Monday, January 18, 2016

A Comic's Guide to Getting Snubbed....

When booking a stand-up comedy show, a certain amount of subjective judgment enters the equation. That means aspiring comics will constantly find themselves being judged, to some degree, before someone gives them the opportunity to perform in front of an audience. As many rooms are booked on the particular taste of the producers and beholden to outside forces (covering the bar minimum, time or content restrictions, asshole bar managers, etc.), it's inevitable that comics aren't going to get into the rooms that they want to, when they want to, all the time. Feelings will get hurt. Rumors will start flying. Newer comics will often take these decisions personally, lash out at the producer that didn't pick them, and, in some unfortunate cases, quit the business all together.

That's sad. And frustrating. 

From a basic, statistical level it's easy to acknowledge the fact that the 300+ professed comics in the city of Chicago will not all get booked every night when there are only four or five shows on any given night. It's also easy to recognize the fact that not every comic in the city is ready for all the available showcases. Some shows need comics who can do a killer twenty minutes off the top of their head, some need a clean set or a dirty set or a set that includes at least five minutes worth of Irish jokes, or someone that can do crowd work. Inevitably, comics are going to feel burned when a producer books a show, any show, and those feelings will continue to sour. 

It gets better. I personally have not gotten booked on any major showcase with the Chicago-land area that you could name off the top of your head, and let me tell you it got a lot better when I let go of the idea that every snub was a personal dig on me (or was really a snub at all). Since coming to terms with my own limitations, I've been able to both fulfill my aspirations and grow as a comic. If you stick around doing stand-up long enough, you'll learn all this...but just in case you're worried, I'll let you know what to do if you get turned down or ignored from a show: 

1) Breath. Deeply. You may be seething with anger at your fourth unanswered email to a producer, but, and let's be honest, there's nothing you can do about it. As alcoholics say, accept the things you cannot change and recognize that bitching at or blaming anything would be wasted breath. The show is full. Move on to next week. 

2) Consider all those who were booked on the show. Is there a similar sensibility? Or, on the flipside, is there a noticeable balance between the different comic styles? Have they been around longer? Have you seen them at every open mic you've been to lately? Be honest, some comics just plain deserve a spot on a showcase, whether they've been up every week at ChUC for a year or they've just-lately been killing it a bunch of open mics. 

Really, the most important lesson you need to learn is that the success of someone else HAS NOTHING TO DO WITH YOU. 

That brings me to my next point... 

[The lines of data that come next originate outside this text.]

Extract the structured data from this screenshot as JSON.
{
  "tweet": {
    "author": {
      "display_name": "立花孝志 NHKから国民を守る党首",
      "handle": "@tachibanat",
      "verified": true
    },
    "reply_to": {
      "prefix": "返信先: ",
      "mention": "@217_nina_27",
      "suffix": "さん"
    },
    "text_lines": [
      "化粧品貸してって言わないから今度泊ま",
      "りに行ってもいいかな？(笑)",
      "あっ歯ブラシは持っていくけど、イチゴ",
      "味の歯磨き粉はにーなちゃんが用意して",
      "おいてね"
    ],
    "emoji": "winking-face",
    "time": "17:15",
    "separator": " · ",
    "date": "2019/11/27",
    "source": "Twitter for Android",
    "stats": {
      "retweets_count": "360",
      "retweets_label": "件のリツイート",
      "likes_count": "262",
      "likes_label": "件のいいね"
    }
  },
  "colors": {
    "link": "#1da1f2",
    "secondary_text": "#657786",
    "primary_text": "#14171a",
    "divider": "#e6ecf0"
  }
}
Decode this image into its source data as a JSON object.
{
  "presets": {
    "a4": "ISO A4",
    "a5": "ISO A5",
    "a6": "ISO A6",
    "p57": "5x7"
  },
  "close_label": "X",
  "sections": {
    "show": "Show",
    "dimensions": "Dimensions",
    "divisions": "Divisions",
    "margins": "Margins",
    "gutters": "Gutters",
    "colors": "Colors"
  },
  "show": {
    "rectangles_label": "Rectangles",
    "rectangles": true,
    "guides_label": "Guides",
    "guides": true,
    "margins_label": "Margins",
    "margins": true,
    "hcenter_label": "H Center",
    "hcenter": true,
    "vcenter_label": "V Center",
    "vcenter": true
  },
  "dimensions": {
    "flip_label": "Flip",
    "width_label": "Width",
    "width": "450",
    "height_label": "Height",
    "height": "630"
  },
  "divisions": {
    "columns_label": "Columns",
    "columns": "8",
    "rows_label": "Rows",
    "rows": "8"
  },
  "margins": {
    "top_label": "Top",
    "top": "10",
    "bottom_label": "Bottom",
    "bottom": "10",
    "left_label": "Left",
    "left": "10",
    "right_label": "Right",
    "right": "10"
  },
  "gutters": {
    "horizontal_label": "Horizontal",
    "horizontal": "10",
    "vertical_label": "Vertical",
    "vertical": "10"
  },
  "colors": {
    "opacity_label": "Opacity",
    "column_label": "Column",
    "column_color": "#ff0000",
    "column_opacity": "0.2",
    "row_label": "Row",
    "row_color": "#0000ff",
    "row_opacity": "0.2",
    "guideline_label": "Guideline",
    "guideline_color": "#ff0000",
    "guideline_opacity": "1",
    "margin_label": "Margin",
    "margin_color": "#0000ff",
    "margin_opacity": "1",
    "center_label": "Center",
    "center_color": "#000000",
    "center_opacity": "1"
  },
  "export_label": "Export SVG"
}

3) YOU DON'T MATTER TO ANYONE ELSE. Or to put it less have to be your own biggest fan. YOU are going to be the only one who knows what bits are new, and you are the only one who truly understands your own potential. Everyone else just gets to see that potential in 5-10 minute chunks, sometimes with a shitty crowd or a bad microphone or a host who just got dumped before the show. As you go out more, you'll certainly have other people who recognize you, but for those first few years, you are the only one who's gonna remember your jokes. You are the only one who knows how funny you really's just a matter of reminding everybody about it. 

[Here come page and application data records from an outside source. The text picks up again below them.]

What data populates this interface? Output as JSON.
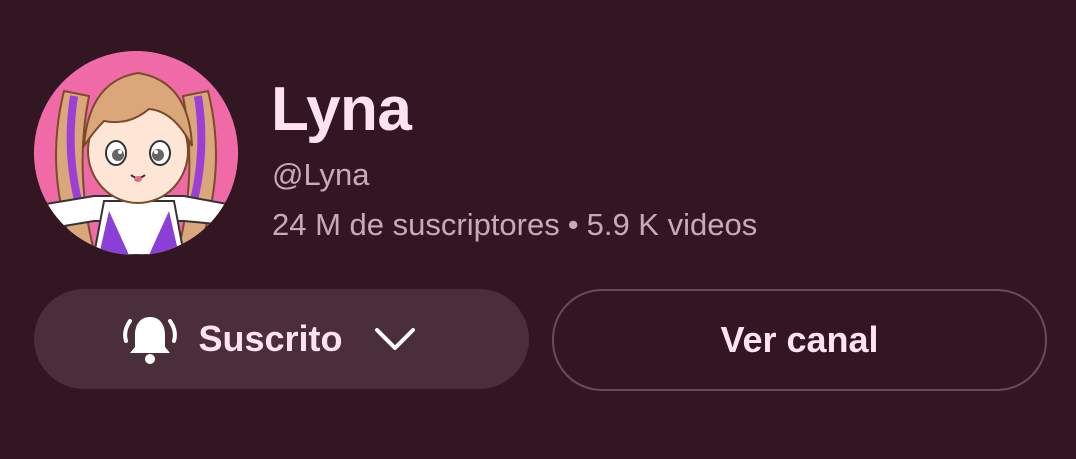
{
  "channel": {
    "name": "Lyna",
    "handle": "@Lyna",
    "subscribers": "24 M de suscriptores",
    "separator": "•",
    "videos": "5.9 K videos",
    "avatar_icon": "channel-avatar-cartoon-girl"
  },
  "buttons": {
    "subscribe_label": "Suscrito",
    "subscribe_icon": "bell-ringing-icon",
    "subscribe_dropdown_icon": "chevron-down-icon",
    "view_channel_label": "Ver canal"
  },
  "colors": {
    "background": "#321723",
    "title": "#ffe4ef",
    "meta_text": "#c9a9b9",
    "subscribe_bg": "#4a2e3a",
    "outline": "#6b4b59",
    "avatar_bg": "#f06aa8"
  }
}
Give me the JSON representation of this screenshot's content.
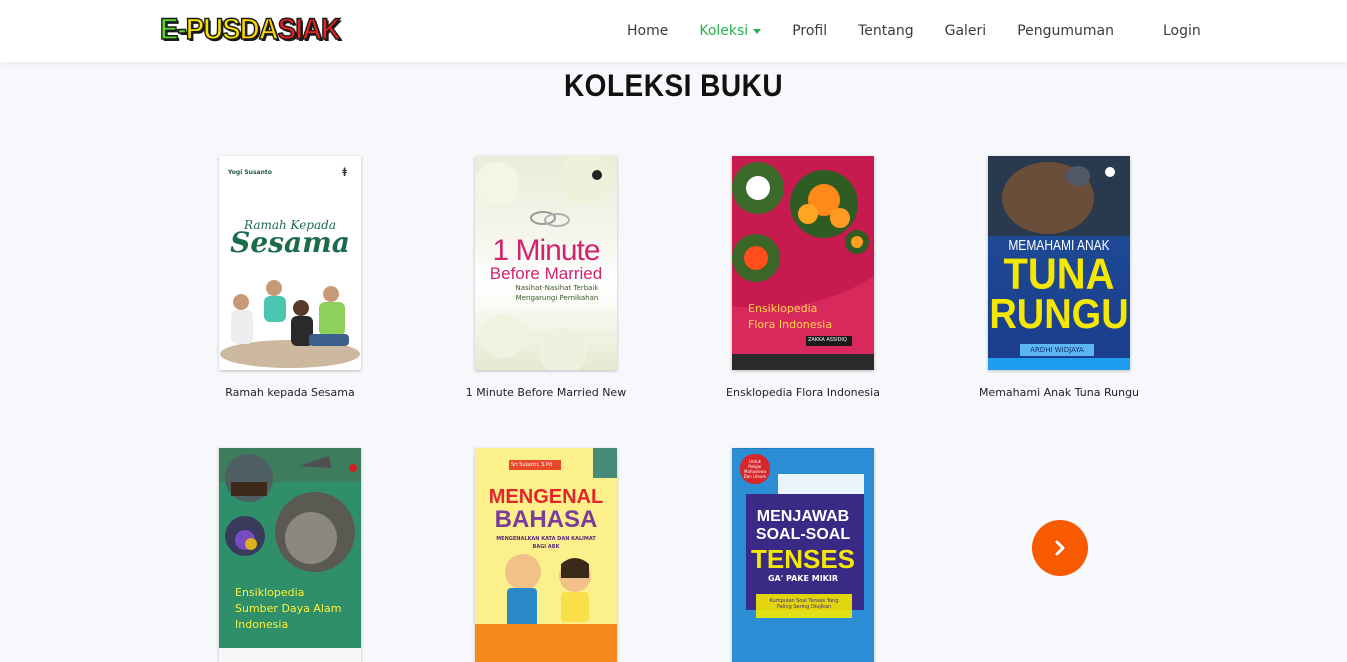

That being said... 

4) Producers do remember you. Sometimes it takes some persistence, including all the times they saw you supporting their show or another local show, or just hanging out after an open mic. Honestly, half the time producers book a show, they're referencing the faces they recall from the last few weeks. You could be the funniest comic in the city, but if you don't remind people regularly, it won't mean all that much. 

This also means that they'll remember if you're an asshole, or you chronically miss your spot at mics, or if you insist on always ending with that “awesome” rape joke every night because you want to be “edgy”. Though it might feel natural to take out your frustrations on the producers or the staff of a show, even mention it while you're on stage, ultimately producers will at least consider you if you don't give them a reason to not want to book you (which includes, say, bitching about it in online comedy forums). Ultimately, you can rest assured that... 

5) None of these showcases matter anyway. Whether you live in Chicago or LA or San Francisco or Boston or wherever, most of the rooms that you may or may not get booked at won't get you famous. They won't get you an agent. They won't get you booked on Conan. They usually won't even get you more that thirty or forty bucks unless you book the venue yourself. Most comedy showcases, clubs, festivals and what have you are concerned only with the bottom line: getting asses in the seats and selling booze. Sure, if you live in a city with some industry, there's the off chance you'll get to show off your chops in front of roaming bookers....but for the most part, the whole point of the show, the whole point of comedy, really, is whether or not you were funny and you did well. If you get paid, great. If Bob Saget is in the audience and hires you to open for his next six month's worth of gigs, great. But if you're in this for the long-haul, goddammit, you know that the best part about comedy is just making a roomful of people laugh when you get the chance. If you can make a living at it, good to ya...but your priority should remain with your material and with the people in that room.

Contributing Writer - Kenneth Witzgall